[Stored entries]
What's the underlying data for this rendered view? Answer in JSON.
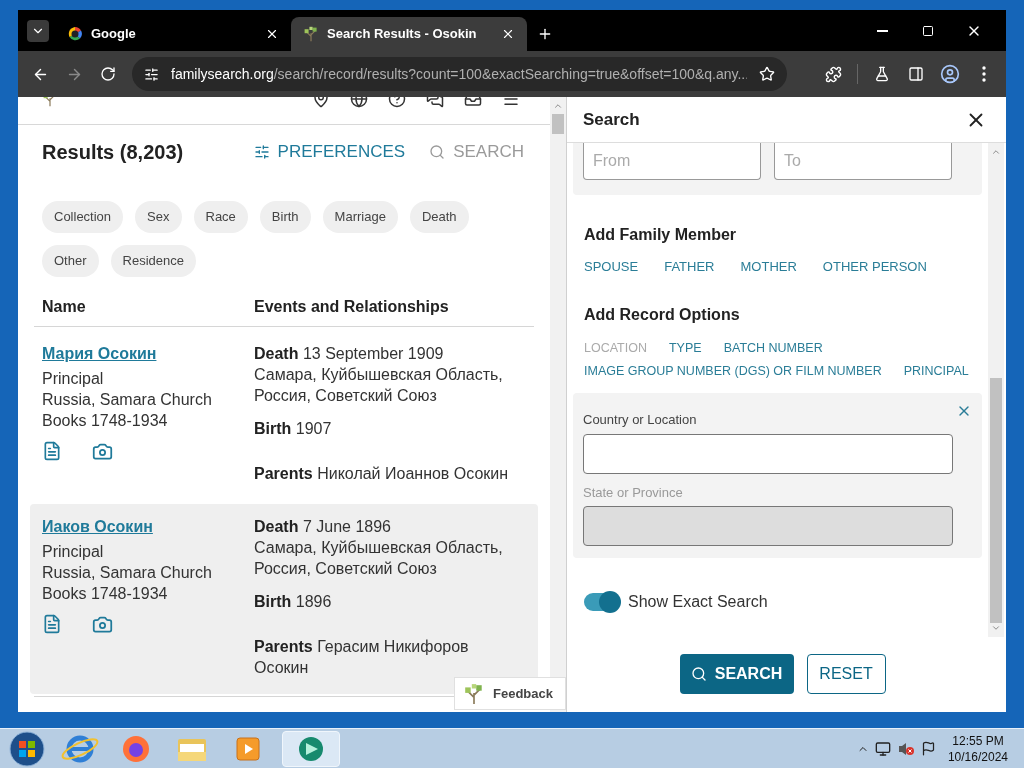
{
  "browser": {
    "tabs": [
      {
        "title": "Google",
        "selected": false,
        "kind": "google"
      },
      {
        "title": "Search Results - Osokin",
        "selected": true,
        "kind": "tree"
      }
    ],
    "address": {
      "host": "familysearch.org",
      "path": "/search/record/results?count=100&exactSearching=true&offset=100&q.any..."
    }
  },
  "results": {
    "title": "Results (8,203)",
    "preferences": "PREFERENCES",
    "search": "SEARCH",
    "filters": [
      "Collection",
      "Sex",
      "Race",
      "Birth",
      "Marriage",
      "Death",
      "Other",
      "Residence"
    ],
    "columns": [
      "Name",
      "Events and Relationships"
    ],
    "rows": [
      {
        "name": "Мария Осокин",
        "role": "Principal",
        "collection": "Russia, Samara Church Books 1748-1934",
        "hovered": false,
        "events": [
          {
            "label": "Death",
            "value": "13 September 1909",
            "place": "Самара, Куйбышевская Область, Россия, Советский Союз"
          },
          {
            "label": "Birth",
            "value": "1907"
          },
          {
            "label": "Parents",
            "value": "Николай Иоаннов Осокин"
          }
        ]
      },
      {
        "name": "Иаков Осокин",
        "role": "Principal",
        "collection": "Russia, Samara Church Books 1748-1934",
        "hovered": true,
        "events": [
          {
            "label": "Death",
            "value": "7 June 1896",
            "place": "Самара, Куйбышевская Область, Россия, Советский Союз"
          },
          {
            "label": "Birth",
            "value": "1896"
          },
          {
            "label": "Parents",
            "value": "Герасим Никифоров Осокин"
          }
        ]
      }
    ]
  },
  "feedback": "Feedback",
  "search_panel": {
    "title": "Search",
    "date_fields": [
      {
        "placeholder": "From"
      },
      {
        "placeholder": "To"
      }
    ],
    "family": {
      "heading": "Add Family Member",
      "links": [
        "SPOUSE",
        "FATHER",
        "MOTHER",
        "OTHER PERSON"
      ]
    },
    "record_options": {
      "heading": "Add Record Options",
      "links": [
        {
          "label": "LOCATION",
          "disabled": true
        },
        {
          "label": "TYPE",
          "disabled": false
        },
        {
          "label": "BATCH NUMBER",
          "disabled": false
        },
        {
          "label": "IMAGE GROUP NUMBER (DGS) OR FILM NUMBER",
          "disabled": false
        },
        {
          "label": "PRINCIPAL",
          "disabled": false
        }
      ]
    },
    "location_fields": [
      {
        "label": "Country or Location",
        "disabled": false
      },
      {
        "label": "State or Province",
        "disabled": true
      }
    ],
    "exact_search": {
      "label": "Show Exact Search",
      "on": true
    },
    "search_button": "SEARCH",
    "reset_button": "RESET"
  },
  "taskbar": {
    "time": "12:55 PM",
    "date": "10/16/2024"
  }
}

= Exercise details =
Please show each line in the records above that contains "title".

= Answer box =
        "title": "Google",
        "title": "Search Results - Osokin",
    "title": "Results (8,203)",
    "title": "Search",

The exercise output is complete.